Task requirements:
Report the number of lines below in which the word "Sort" occurs. Nothing else is needed.

Source material:
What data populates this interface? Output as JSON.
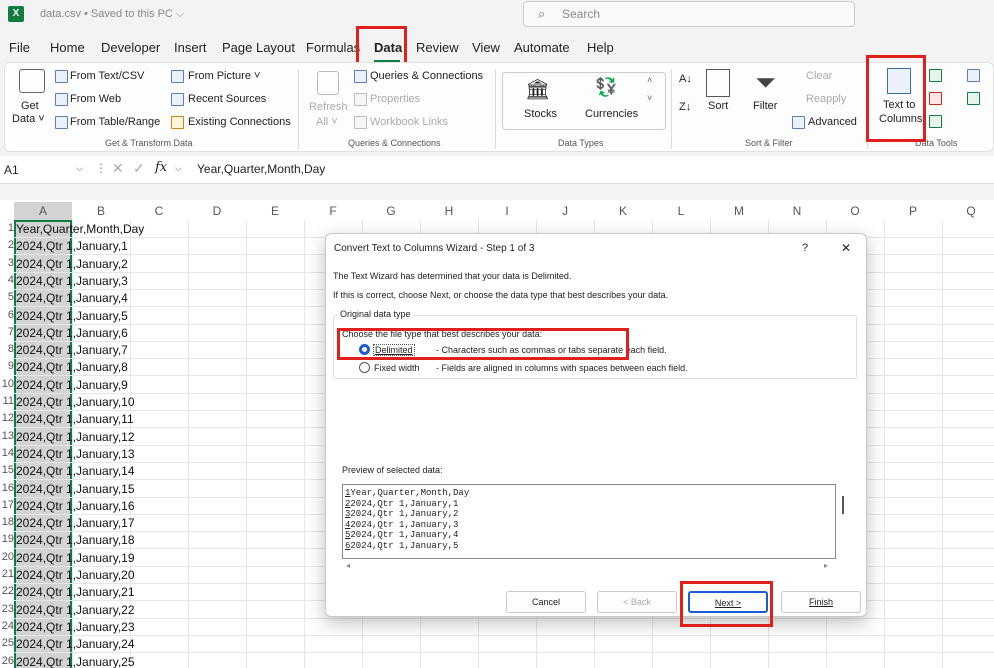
{
  "titlebar": {
    "logo": "X",
    "filename": "data.csv • Saved to this PC ⌵",
    "search_placeholder": "Search"
  },
  "menu": [
    "File",
    "Home",
    "Developer",
    "Insert",
    "Page Layout",
    "Formulas",
    "Data",
    "Review",
    "View",
    "Automate",
    "Help"
  ],
  "ribbon": {
    "get_data": "Get",
    "get_data_2": "Data ˅",
    "from_text_csv": "From Text/CSV",
    "from_web": "From Web",
    "from_table": "From Table/Range",
    "from_picture": "From Picture ˅",
    "recent_sources": "Recent Sources",
    "existing_connections": "Existing Connections",
    "group_get_transform": "Get & Transform Data",
    "refresh": "Refresh",
    "refresh_all": "All ˅",
    "queries_connections": "Queries & Connections",
    "properties": "Properties",
    "workbook_links": "Workbook Links",
    "group_queries": "Queries & Connections",
    "stocks": "Stocks",
    "currencies": "Currencies",
    "group_data_types": "Data Types",
    "sort": "Sort",
    "filter": "Filter",
    "clear": "Clear",
    "reapply": "Reapply",
    "advanced": "Advanced",
    "group_sort_filter": "Sort & Filter",
    "text_to": "Text to",
    "columns": "Columns",
    "group_data_tools": "Data Tools"
  },
  "formula_bar": {
    "name_box": "A1",
    "fx": "fx",
    "value": "Year,Quarter,Month,Day"
  },
  "columns": [
    "A",
    "B",
    "C",
    "D",
    "E",
    "F",
    "G",
    "H",
    "I",
    "J",
    "K",
    "L",
    "M",
    "N",
    "O",
    "P",
    "Q"
  ],
  "rows": [
    {
      "n": "1",
      "v": "Year,Quarter,Month,Day"
    },
    {
      "n": "2",
      "v": "2024,Qtr 1,January,1"
    },
    {
      "n": "3",
      "v": "2024,Qtr 1,January,2"
    },
    {
      "n": "4",
      "v": "2024,Qtr 1,January,3"
    },
    {
      "n": "5",
      "v": "2024,Qtr 1,January,4"
    },
    {
      "n": "6",
      "v": "2024,Qtr 1,January,5"
    },
    {
      "n": "7",
      "v": "2024,Qtr 1,January,6"
    },
    {
      "n": "8",
      "v": "2024,Qtr 1,January,7"
    },
    {
      "n": "9",
      "v": "2024,Qtr 1,January,8"
    },
    {
      "n": "10",
      "v": "2024,Qtr 1,January,9"
    },
    {
      "n": "11",
      "v": "2024,Qtr 1,January,10"
    },
    {
      "n": "12",
      "v": "2024,Qtr 1,January,11"
    },
    {
      "n": "13",
      "v": "2024,Qtr 1,January,12"
    },
    {
      "n": "14",
      "v": "2024,Qtr 1,January,13"
    },
    {
      "n": "15",
      "v": "2024,Qtr 1,January,14"
    },
    {
      "n": "16",
      "v": "2024,Qtr 1,January,15"
    },
    {
      "n": "17",
      "v": "2024,Qtr 1,January,16"
    },
    {
      "n": "18",
      "v": "2024,Qtr 1,January,17"
    },
    {
      "n": "19",
      "v": "2024,Qtr 1,January,18"
    },
    {
      "n": "20",
      "v": "2024,Qtr 1,January,19"
    },
    {
      "n": "21",
      "v": "2024,Qtr 1,January,20"
    },
    {
      "n": "22",
      "v": "2024,Qtr 1,January,21"
    },
    {
      "n": "23",
      "v": "2024,Qtr 1,January,22"
    },
    {
      "n": "24",
      "v": "2024,Qtr 1,January,23"
    },
    {
      "n": "25",
      "v": "2024,Qtr 1,January,24"
    },
    {
      "n": "26",
      "v": "2024,Qtr 1,January,25"
    }
  ],
  "dialog": {
    "title": "Convert Text to Columns Wizard - Step 1 of 3",
    "help": "?",
    "close": "✕",
    "intro1": "The Text Wizard has determined that your data is Delimited.",
    "intro2": "If this is correct, choose Next, or choose the data type that best describes your data.",
    "group_title": "Original data type",
    "choose_label": "Choose the file type that best describes your data:",
    "opt_delimited": "Delimited",
    "opt_delimited_desc": "- Characters such as commas or tabs separate each field.",
    "opt_fixed": "Fixed width",
    "opt_fixed_desc": "- Fields are aligned in columns with spaces between each field.",
    "selected": "Delimited",
    "preview_label": "Preview of selected data:",
    "preview_lines": [
      {
        "n": "1",
        "t": "Year,Quarter,Month,Day"
      },
      {
        "n": "2",
        "t": "2024,Qtr 1,January,1"
      },
      {
        "n": "3",
        "t": "2024,Qtr 1,January,2"
      },
      {
        "n": "4",
        "t": "2024,Qtr 1,January,3"
      },
      {
        "n": "5",
        "t": "2024,Qtr 1,January,4"
      },
      {
        "n": "6",
        "t": "2024,Qtr 1,January,5"
      }
    ],
    "cancel": "Cancel",
    "back": "< Back",
    "next": "Next >",
    "finish": "Finish"
  },
  "colors": {
    "accent": "#107c41",
    "highlight": "#e0201b"
  }
}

Answer for the task:
2